Written by Craig Cameron on August 8, 2021.
This article was published in the August Issue of New Zealand Management Magazine.
A lot can happen in 12 months. A year ago New Zealand, and the rest of the world, was reeling not just from the impact of an international pandemic, but also from the absence of any precedent in terms of what that felt like and how to deal with it.
Now, we do know what the effects are.
The phrase the `new normal’ may have been coined back then, but it’s only now that it’s truly `normal’. Quarantine-free entry to New Zealand is only available to a tiny percentage of the world’s population, international supply chains are still frustrated, migrant seasonal labour remains in short supply and the tourism and hospitality industries continue to take a battering.
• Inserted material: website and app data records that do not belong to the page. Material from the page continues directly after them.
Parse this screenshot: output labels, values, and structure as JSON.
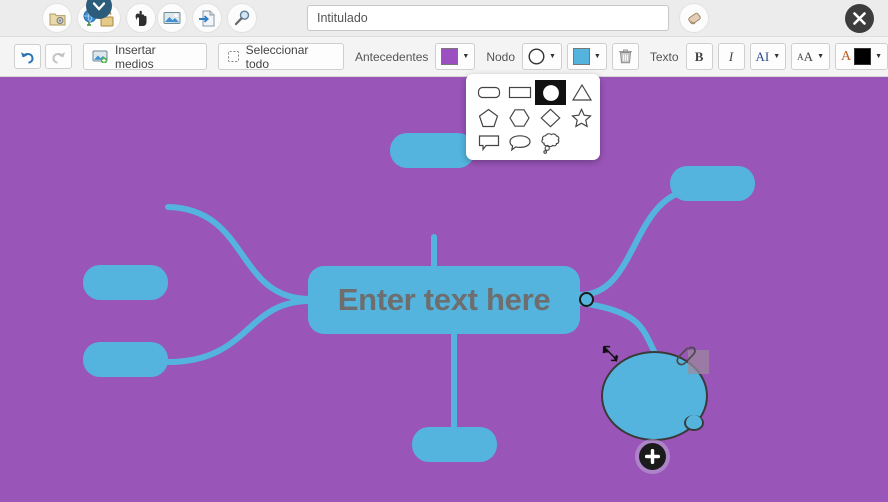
{
  "window": {
    "title_value": "Intitulado",
    "title_placeholder": "Intitulado",
    "close_label": "✖"
  },
  "topbar": {
    "buttons": [
      {
        "name": "folder-settings-icon",
        "tooltip": "Archivo"
      },
      {
        "name": "globe-unlock-icon",
        "tooltip": "Publicar"
      },
      {
        "name": "hand-pointer-icon",
        "tooltip": "Herramienta"
      },
      {
        "name": "image-icon",
        "tooltip": "Imagen"
      },
      {
        "name": "import-file-icon",
        "tooltip": "Importar"
      },
      {
        "name": "magnifier-icon",
        "tooltip": "Buscar"
      },
      {
        "name": "eraser-icon",
        "tooltip": "Borrador"
      }
    ],
    "badge_glyph": "❯"
  },
  "toolbar": {
    "undo_glyph": "↺",
    "redo_glyph": "↻",
    "insert_media_label": "Insertar medios",
    "select_all_label": "Seleccionar todo",
    "background_label": "Antecedentes",
    "background_color": "#9b4fc0",
    "node_label": "Nodo",
    "node_color": "#54b4dd",
    "trash_glyph": "🗑",
    "text_label": "Texto",
    "bold_label": "B",
    "italic_label": "I",
    "font_family_label": "AI",
    "font_size_label": "A",
    "font_size_sub": "A",
    "text_color_label": "A",
    "text_color": "#000000",
    "caret_glyph": "▼"
  },
  "shape_menu": {
    "selected_index": 2,
    "shapes": [
      {
        "name": "rounded-rectangle-shape"
      },
      {
        "name": "rectangle-shape"
      },
      {
        "name": "circle-shape"
      },
      {
        "name": "triangle-shape"
      },
      {
        "name": "pentagon-shape"
      },
      {
        "name": "hexagon-shape"
      },
      {
        "name": "diamond-shape"
      },
      {
        "name": "star-shape"
      },
      {
        "name": "speech-bubble-rect-shape"
      },
      {
        "name": "speech-bubble-oval-shape"
      },
      {
        "name": "thought-bubble-shape"
      }
    ]
  },
  "canvas": {
    "background_color": "#9a55b8",
    "node_color": "#54b4dd",
    "center_node_text": "Enter text here",
    "center_node_text_color": "#6e6e6e",
    "plus_glyph": "➕",
    "resize_glyph": "↖",
    "clip_glyph": "📎",
    "child_nodes": [
      {
        "name": "node-top",
        "label": ""
      },
      {
        "name": "node-upper-left",
        "label": ""
      },
      {
        "name": "node-lower-left",
        "label": ""
      },
      {
        "name": "node-right",
        "label": ""
      },
      {
        "name": "node-bottom",
        "label": ""
      },
      {
        "name": "node-selected-circle",
        "label": ""
      }
    ]
  }
}
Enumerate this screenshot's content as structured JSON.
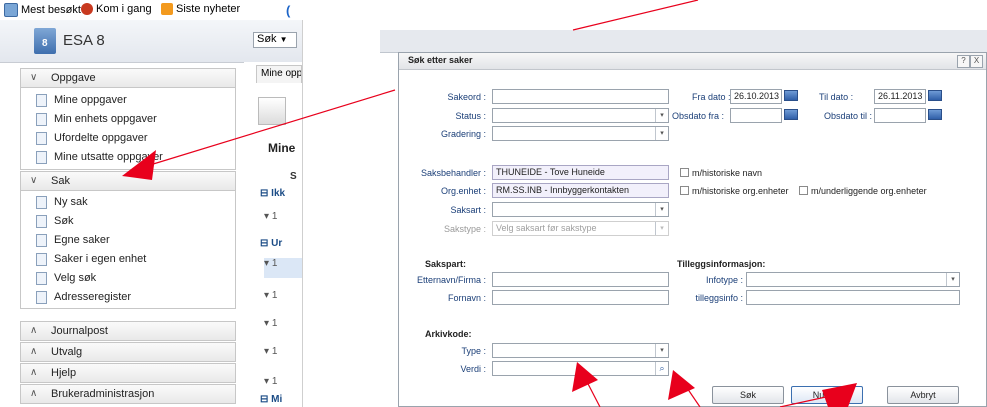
{
  "browser": {
    "bookmarks": [
      {
        "label": "Mest besøkt",
        "icon": "bookmark-page-icon"
      },
      {
        "label": "Kom i gang",
        "icon": "firefox-icon"
      },
      {
        "label": "Siste nyheter",
        "icon": "rss-icon"
      }
    ]
  },
  "app": {
    "title": "ESA 8",
    "logo_number": "8",
    "search_select": "Søk",
    "middle_tab": "Mine opp",
    "middle_heading": "Mine",
    "middle_col": "S",
    "middle_groups": [
      "Ikk",
      "Ur",
      "Mi"
    ],
    "middle_rows": [
      "1",
      "1",
      "1",
      "1",
      "1",
      "1"
    ]
  },
  "nav": {
    "sections": [
      {
        "label": "Oppgave",
        "expanded": true,
        "items": [
          "Mine oppgaver",
          "Min enhets oppgaver",
          "Ufordelte oppgaver",
          "Mine utsatte oppgaver"
        ]
      },
      {
        "label": "Sak",
        "expanded": true,
        "items": [
          "Ny sak",
          "Søk",
          "Egne saker",
          "Saker i egen enhet",
          "Velg søk",
          "Adresseregister"
        ]
      },
      {
        "label": "Journalpost",
        "expanded": false,
        "items": []
      },
      {
        "label": "Utvalg",
        "expanded": false,
        "items": []
      },
      {
        "label": "Hjelp",
        "expanded": false,
        "items": []
      },
      {
        "label": "Brukeradministrasjon",
        "expanded": false,
        "items": []
      }
    ]
  },
  "dialog": {
    "title": "Søk etter saker",
    "help_btn": "?",
    "close_btn": "X",
    "fields": {
      "sakeord": {
        "label": "Sakeord :",
        "value": ""
      },
      "fra_dato": {
        "label": "Fra dato :",
        "value": "26.10.2013"
      },
      "til_dato": {
        "label": "Til dato :",
        "value": "26.11.2013"
      },
      "status": {
        "label": "Status :",
        "value": ""
      },
      "obsdato_fra": {
        "label": "Obsdato fra :",
        "value": ""
      },
      "obsdato_til": {
        "label": "Obsdato til :",
        "value": ""
      },
      "gradering": {
        "label": "Gradering :",
        "value": ""
      },
      "saksbehandler": {
        "label": "Saksbehandler :",
        "value": "THUNEIDE - Tove Huneide"
      },
      "orgenhet": {
        "label": "Org.enhet :",
        "value": "RM.SS.INB - Innbyggerkontakten"
      },
      "saksart": {
        "label": "Saksart :",
        "value": ""
      },
      "sakstype": {
        "label": "Sakstype :",
        "placeholder": "Velg saksart før sakstype"
      },
      "etternavn": {
        "label": "Etternavn/Firma :",
        "value": ""
      },
      "fornavn": {
        "label": "Fornavn :",
        "value": ""
      },
      "infotype": {
        "label": "Infotype :",
        "value": ""
      },
      "tilleggsinfo": {
        "label": "tilleggsinfo :",
        "value": ""
      },
      "type": {
        "label": "Type :",
        "value": ""
      },
      "verdi": {
        "label": "Verdi :",
        "value": ""
      }
    },
    "checkboxes": {
      "historiske_navn": "m/historiske navn",
      "historiske_org": "m/historiske org.enheter",
      "underliggende_org": "m/underliggende org.enheter"
    },
    "sections": {
      "sakspart": "Sakspart:",
      "tilleggsinformasjon": "Tilleggsinformasjon:",
      "arkivkode": "Arkivkode:"
    },
    "buttons": {
      "sok": "Søk",
      "nullstill": "Nullstill",
      "avbryt": "Avbryt"
    }
  },
  "colors": {
    "annotation_arrow": "#e8001c",
    "label_blue": "#1b3f78"
  }
}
As serious as these things are, they’re accepted and understood as being part of the world we now live in.
However, these COVID-19 indicators are not necessarily known to the majority of the Not for Proﬁt Sector. The sector of course involves a labour force, but one that is largely domestic and usually focused around the delivery of services and intangible commodities. There are international Not for Proﬁt organisations represented in New Zealand, but they don’t dominate the sector. What then, have been the inﬂuences on this sector’s remuneration landscape for the last year?
Completely separate to the Coronavirus, the ﬁnal instalment of the Government’s programme to increase the minimum wage to $20 per hour by 2021 was completed, and again we saw upward pressure being felt at the lower end of the remuneration market. When we look at market movements where these roles sit (administrative, semi-skilled & working supervisors) we are seeing average increases in ﬁxed remuneration of 4.0%.
When we look at the Not for Proﬁt sector in a more holistic sense, overall increases are 2.4%. If the percentage increases for smaller sized jobs are 4.0%, then it comes as no surprise that for technical specialists, that team leaders and middle managers increases were 2.3%. Increases for Senior manager and some Chief Executive jobs were at an even lower 0.4%. As was the case last year and the year before it appears that organisations have again focused salary budgets on the lower paid part of the workforce.
What does this mean for the broader Not for Proﬁt Sector relative to other remuneration markets?
In recent years we have seen the Not for Proﬁt market close the gap slightly against the broader General Market. It’s important though, to appreciate how slight this reduction in distance is. In 2020 the overall average gap in median ﬁxed remuneration between the Not for Proﬁt Sector and the General Market decreased from 16.0% to 15.7%.
That said, the practice has continued at a slightly increased rate. Overall General Market movements over the past year have generally been around 1.0%; possibly due to being more sensitive to the impact of COVID-19. With an overall movement of the Not for Proﬁt Sector being 2.4%, there has been a minor `catch-up’ (albeit for mainly smaller-sized jobs). Speciﬁcally, the gap decreased from 15.7% to 15.1%.
When we look at projected increases over the next 12 months in the Not for Proﬁt Sector overall, the median projections are 2%. This is unchanged from last year’s projections. The upper quartile projections are at 3.0%, up on last year’s 2.6%. However, median forecasts for the General Market are 1.5%. If these forecasts are accurate, some more modest closing of the gap could continue.
None of this is to imply that the Not for Proﬁt Sector is having it easy. If COVID-19 aﬀects government funding, sponsors, fundraising and the users of the sector’s services, then it aﬀects the Not for Proﬁt Sector. Aﬀordability, too, has been stressed more highly this year than usual as an inﬂuence on pay increases. In 2020, 75% of organisations reported it as a consideration. This year, the ﬁgure is 85%. The percentage of organisations engaging volunteers for routine activities has jumped from 68% in 2020 to 80% in 2021. It is worth mentioning, too, that this year’s overall movement of 2.4% is down on last year’s 2.8%
While the comparative buoyancy in the sector’s remuneration movements cannot go unnoticed, the diﬀerence is essentially that; a comparative one. While the sector has seemingly not been impacted as much as others in terms of overall percentage movements, further analysis reveals a weighting towards only particular jobs. The sector’s challenges remain, and it still signiﬁcantly lags the broader market.